> PROBLEM DESCRIPTION
Your job is to retype all of the data word for word, leaving every image out.

- Opening Delimiter -

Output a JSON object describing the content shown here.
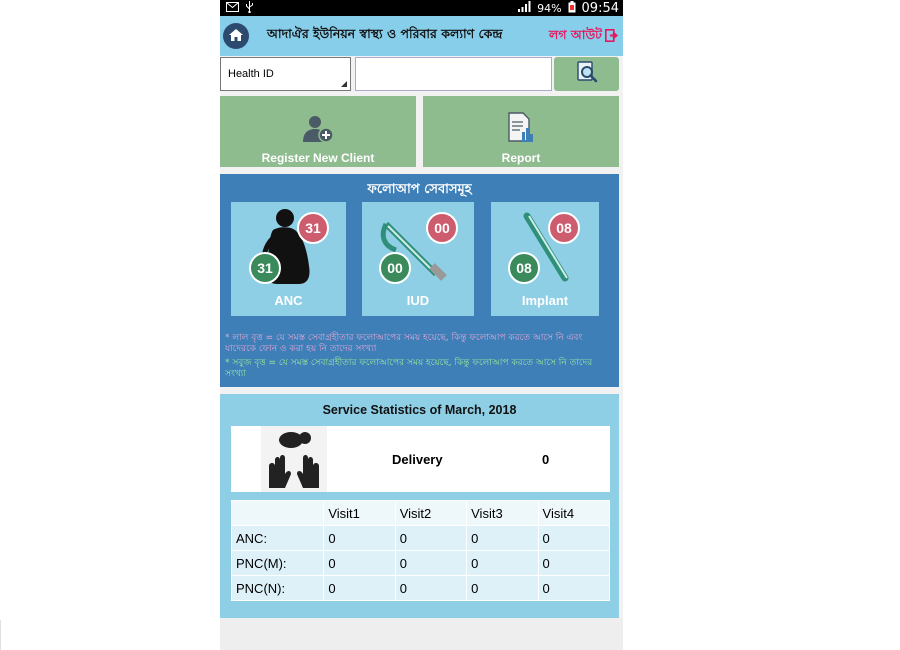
{
  "status_bar": {
    "battery": "94%",
    "time": "09:54"
  },
  "app_bar": {
    "title": "আদাঐর ইউনিয়ন স্বাস্থ্য ও পরিবার কল্যাণ কেন্দ্র",
    "logout_label": "লগ আউট"
  },
  "search": {
    "id_type_selected": "Health ID",
    "id_value": "",
    "button_icon": "search-document-icon"
  },
  "actions": {
    "register_label": "Register New Client",
    "report_label": "Report"
  },
  "followup": {
    "title": "ফলোআপ সেবাসমূহ",
    "cards": [
      {
        "label": "ANC",
        "red_count": "31",
        "green_count": "31",
        "icon": "pregnant-woman-icon"
      },
      {
        "label": "IUD",
        "red_count": "00",
        "green_count": "00",
        "icon": "iud-device-icon"
      },
      {
        "label": "Implant",
        "red_count": "08",
        "green_count": "08",
        "icon": "implant-rod-icon"
      }
    ],
    "note_red": "* লাল বৃত্ত = যে সমস্ত সেবাগ্রহীতার ফলোআপের সময় হয়েছে, কিন্তু ফলোআপ করতে আসে নি এবং যাদেরকে ফোন ও করা হয় নি তাদের সংখ্যা",
    "note_green": "* সবুজ বৃত্ত = যে সমস্ত সেবাগ্রহীতার ফলোআপের সময় হয়েছে, কিন্তু ফলোআপ করতে আসে নি তাদের সংখ্যা",
    "colors": {
      "red": "#cd5c6e",
      "green": "#3b8a5c",
      "note_red_text": "#d9a0c8",
      "note_green_text": "#9be89b"
    }
  },
  "stats": {
    "title": "Service Statistics of March, 2018",
    "delivery_label": "Delivery",
    "delivery_value": "0",
    "columns": [
      "",
      "Visit1",
      "Visit2",
      "Visit3",
      "Visit4"
    ],
    "rows": [
      {
        "label": "ANC:",
        "values": [
          "0",
          "0",
          "0",
          "0"
        ]
      },
      {
        "label": "PNC(M):",
        "values": [
          "0",
          "0",
          "0",
          "0"
        ]
      },
      {
        "label": "PNC(N):",
        "values": [
          "0",
          "0",
          "0",
          "0"
        ]
      }
    ]
  },
  "colors": {
    "app_bar": "#87ceeb",
    "action_button": "#8fbc8f",
    "followup_panel": "#3e7fb8",
    "card": "#8ecfe6",
    "logout": "#e8175d"
  }
}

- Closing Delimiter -

> SOLUTION
Output a JSON object describing the content shown here.
{
  "status_bar": {
    "battery": "94%",
    "time": "09:54"
  },
  "app_bar": {
    "title": "আদাঐর ইউনিয়ন স্বাস্থ্য ও পরিবার কল্যাণ কেন্দ্র",
    "logout_label": "লগ আউট"
  },
  "search": {
    "id_type_selected": "Health ID",
    "id_value": "",
    "button_icon": "search-document-icon"
  },
  "actions": {
    "register_label": "Register New Client",
    "report_label": "Report"
  },
  "followup": {
    "title": "ফলোআপ সেবাসমূহ",
    "cards": [
      {
        "label": "ANC",
        "red_count": "31",
        "green_count": "31",
        "icon": "pregnant-woman-icon"
      },
      {
        "label": "IUD",
        "red_count": "00",
        "green_count": "00",
        "icon": "iud-device-icon"
      },
      {
        "label": "Implant",
        "red_count": "08",
        "green_count": "08",
        "icon": "implant-rod-icon"
      }
    ],
    "note_red": "* লাল বৃত্ত = যে সমস্ত সেবাগ্রহীতার ফলোআপের সময় হয়েছে, কিন্তু ফলোআপ করতে আসে নি এবং যাদেরকে ফোন ও করা হয় নি তাদের সংখ্যা",
    "note_green": "* সবুজ বৃত্ত = যে সমস্ত সেবাগ্রহীতার ফলোআপের সময় হয়েছে, কিন্তু ফলোআপ করতে আসে নি তাদের সংখ্যা",
    "colors": {
      "red": "#cd5c6e",
      "green": "#3b8a5c",
      "note_red_text": "#d9a0c8",
      "note_green_text": "#9be89b"
    }
  },
  "stats": {
    "title": "Service Statistics of March, 2018",
    "delivery_label": "Delivery",
    "delivery_value": "0",
    "columns": [
      "",
      "Visit1",
      "Visit2",
      "Visit3",
      "Visit4"
    ],
    "rows": [
      {
        "label": "ANC:",
        "values": [
          "0",
          "0",
          "0",
          "0"
        ]
      },
      {
        "label": "PNC(M):",
        "values": [
          "0",
          "0",
          "0",
          "0"
        ]
      },
      {
        "label": "PNC(N):",
        "values": [
          "0",
          "0",
          "0",
          "0"
        ]
      }
    ]
  },
  "colors": {
    "app_bar": "#87ceeb",
    "action_button": "#8fbc8f",
    "followup_panel": "#3e7fb8",
    "card": "#8ecfe6",
    "logout": "#e8175d"
  }
}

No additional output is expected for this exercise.